*YOUR OBJECTIVE*. What you return should be every record, retyped without a single change.

[Collected data]
= Beginning of Section =

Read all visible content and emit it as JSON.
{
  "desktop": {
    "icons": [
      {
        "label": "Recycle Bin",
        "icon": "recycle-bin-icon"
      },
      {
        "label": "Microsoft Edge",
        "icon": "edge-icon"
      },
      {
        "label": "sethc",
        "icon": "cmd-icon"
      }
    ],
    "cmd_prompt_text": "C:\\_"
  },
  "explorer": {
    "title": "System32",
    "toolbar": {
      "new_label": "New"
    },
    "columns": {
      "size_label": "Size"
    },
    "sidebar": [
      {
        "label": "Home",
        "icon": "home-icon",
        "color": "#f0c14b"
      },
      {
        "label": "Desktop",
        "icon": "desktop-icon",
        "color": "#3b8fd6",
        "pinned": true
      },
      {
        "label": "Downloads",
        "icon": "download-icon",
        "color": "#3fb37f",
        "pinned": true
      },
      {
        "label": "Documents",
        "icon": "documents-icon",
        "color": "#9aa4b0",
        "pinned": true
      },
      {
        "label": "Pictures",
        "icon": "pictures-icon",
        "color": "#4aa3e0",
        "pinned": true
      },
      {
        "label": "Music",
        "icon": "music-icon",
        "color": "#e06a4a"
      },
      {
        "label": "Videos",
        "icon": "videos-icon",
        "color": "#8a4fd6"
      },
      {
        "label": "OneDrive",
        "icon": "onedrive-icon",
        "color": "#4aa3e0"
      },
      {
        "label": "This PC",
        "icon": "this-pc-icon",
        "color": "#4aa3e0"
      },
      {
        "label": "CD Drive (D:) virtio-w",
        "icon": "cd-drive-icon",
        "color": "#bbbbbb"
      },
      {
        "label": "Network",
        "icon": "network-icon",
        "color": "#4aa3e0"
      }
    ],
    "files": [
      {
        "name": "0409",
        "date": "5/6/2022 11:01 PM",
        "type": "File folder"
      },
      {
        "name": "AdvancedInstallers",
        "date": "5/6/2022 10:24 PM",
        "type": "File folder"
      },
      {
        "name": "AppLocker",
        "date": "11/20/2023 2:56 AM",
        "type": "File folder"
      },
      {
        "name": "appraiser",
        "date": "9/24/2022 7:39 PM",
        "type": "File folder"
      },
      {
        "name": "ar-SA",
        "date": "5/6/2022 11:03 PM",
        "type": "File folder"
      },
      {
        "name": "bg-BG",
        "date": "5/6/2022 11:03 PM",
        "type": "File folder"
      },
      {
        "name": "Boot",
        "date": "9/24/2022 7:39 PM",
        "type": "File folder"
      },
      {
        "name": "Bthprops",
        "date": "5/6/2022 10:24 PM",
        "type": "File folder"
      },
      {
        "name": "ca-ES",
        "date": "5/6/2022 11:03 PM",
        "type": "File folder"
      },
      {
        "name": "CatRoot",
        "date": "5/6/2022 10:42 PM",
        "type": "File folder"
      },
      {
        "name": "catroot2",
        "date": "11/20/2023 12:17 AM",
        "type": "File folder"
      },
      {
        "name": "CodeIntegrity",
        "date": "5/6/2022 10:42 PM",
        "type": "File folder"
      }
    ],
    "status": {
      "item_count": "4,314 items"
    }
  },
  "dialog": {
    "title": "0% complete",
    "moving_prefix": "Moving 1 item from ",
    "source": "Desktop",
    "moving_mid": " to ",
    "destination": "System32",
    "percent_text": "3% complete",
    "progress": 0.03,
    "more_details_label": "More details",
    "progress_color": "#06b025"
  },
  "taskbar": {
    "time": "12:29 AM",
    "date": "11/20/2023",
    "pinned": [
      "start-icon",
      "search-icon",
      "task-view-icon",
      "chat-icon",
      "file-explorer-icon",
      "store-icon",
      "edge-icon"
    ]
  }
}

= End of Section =

*PROBLEM SOLUTION*.
Read all visible content and emit it as JSON.
{
  "desktop": {
    "icons": [
      {
        "label": "Recycle Bin",
        "icon": "recycle-bin-icon"
      },
      {
        "label": "Microsoft Edge",
        "icon": "edge-icon"
      },
      {
        "label": "sethc",
        "icon": "cmd-icon"
      }
    ],
    "cmd_prompt_text": "C:\\_"
  },
  "explorer": {
    "title": "System32",
    "toolbar": {
      "new_label": "New"
    },
    "columns": {
      "size_label": "Size"
    },
    "sidebar": [
      {
        "label": "Home",
        "icon": "home-icon",
        "color": "#f0c14b"
      },
      {
        "label": "Desktop",
        "icon": "desktop-icon",
        "color": "#3b8fd6",
        "pinned": true
      },
      {
        "label": "Downloads",
        "icon": "download-icon",
        "color": "#3fb37f",
        "pinned": true
      },
      {
        "label": "Documents",
        "icon": "documents-icon",
        "color": "#9aa4b0",
        "pinned": true
      },
      {
        "label": "Pictures",
        "icon": "pictures-icon",
        "color": "#4aa3e0",
        "pinned": true
      },
      {
        "label": "Music",
        "icon": "music-icon",
        "color": "#e06a4a"
      },
      {
        "label": "Videos",
        "icon": "videos-icon",
        "color": "#8a4fd6"
      },
      {
        "label": "OneDrive",
        "icon": "onedrive-icon",
        "color": "#4aa3e0"
      },
      {
        "label": "This PC",
        "icon": "this-pc-icon",
        "color": "#4aa3e0"
      },
      {
        "label": "CD Drive (D:) virtio-w",
        "icon": "cd-drive-icon",
        "color": "#bbbbbb"
      },
      {
        "label": "Network",
        "icon": "network-icon",
        "color": "#4aa3e0"
      }
    ],
    "files": [
      {
        "name": "0409",
        "date": "5/6/2022 11:01 PM",
        "type": "File folder"
      },
      {
        "name": "AdvancedInstallers",
        "date": "5/6/2022 10:24 PM",
        "type": "File folder"
      },
      {
        "name": "AppLocker",
        "date": "11/20/2023 2:56 AM",
        "type": "File folder"
      },
      {
        "name": "appraiser",
        "date": "9/24/2022 7:39 PM",
        "type": "File folder"
      },
      {
        "name": "ar-SA",
        "date": "5/6/2022 11:03 PM",
        "type": "File folder"
      },
      {
        "name": "bg-BG",
        "date": "5/6/2022 11:03 PM",
        "type": "File folder"
      },
      {
        "name": "Boot",
        "date": "9/24/2022 7:39 PM",
        "type": "File folder"
      },
      {
        "name": "Bthprops",
        "date": "5/6/2022 10:24 PM",
        "type": "File folder"
      },
      {
        "name": "ca-ES",
        "date": "5/6/2022 11:03 PM",
        "type": "File folder"
      },
      {
        "name": "CatRoot",
        "date": "5/6/2022 10:42 PM",
        "type": "File folder"
      },
      {
        "name": "catroot2",
        "date": "11/20/2023 12:17 AM",
        "type": "File folder"
      },
      {
        "name": "CodeIntegrity",
        "date": "5/6/2022 10:42 PM",
        "type": "File folder"
      }
    ],
    "status": {
      "item_count": "4,314 items"
    }
  },
  "dialog": {
    "title": "0% complete",
    "moving_prefix": "Moving 1 item from ",
    "source": "Desktop",
    "moving_mid": " to ",
    "destination": "System32",
    "percent_text": "3% complete",
    "progress": 0.03,
    "more_details_label": "More details",
    "progress_color": "#06b025"
  },
  "taskbar": {
    "time": "12:29 AM",
    "date": "11/20/2023",
    "pinned": [
      "start-icon",
      "search-icon",
      "task-view-icon",
      "chat-icon",
      "file-explorer-icon",
      "store-icon",
      "edge-icon"
    ]
  }
}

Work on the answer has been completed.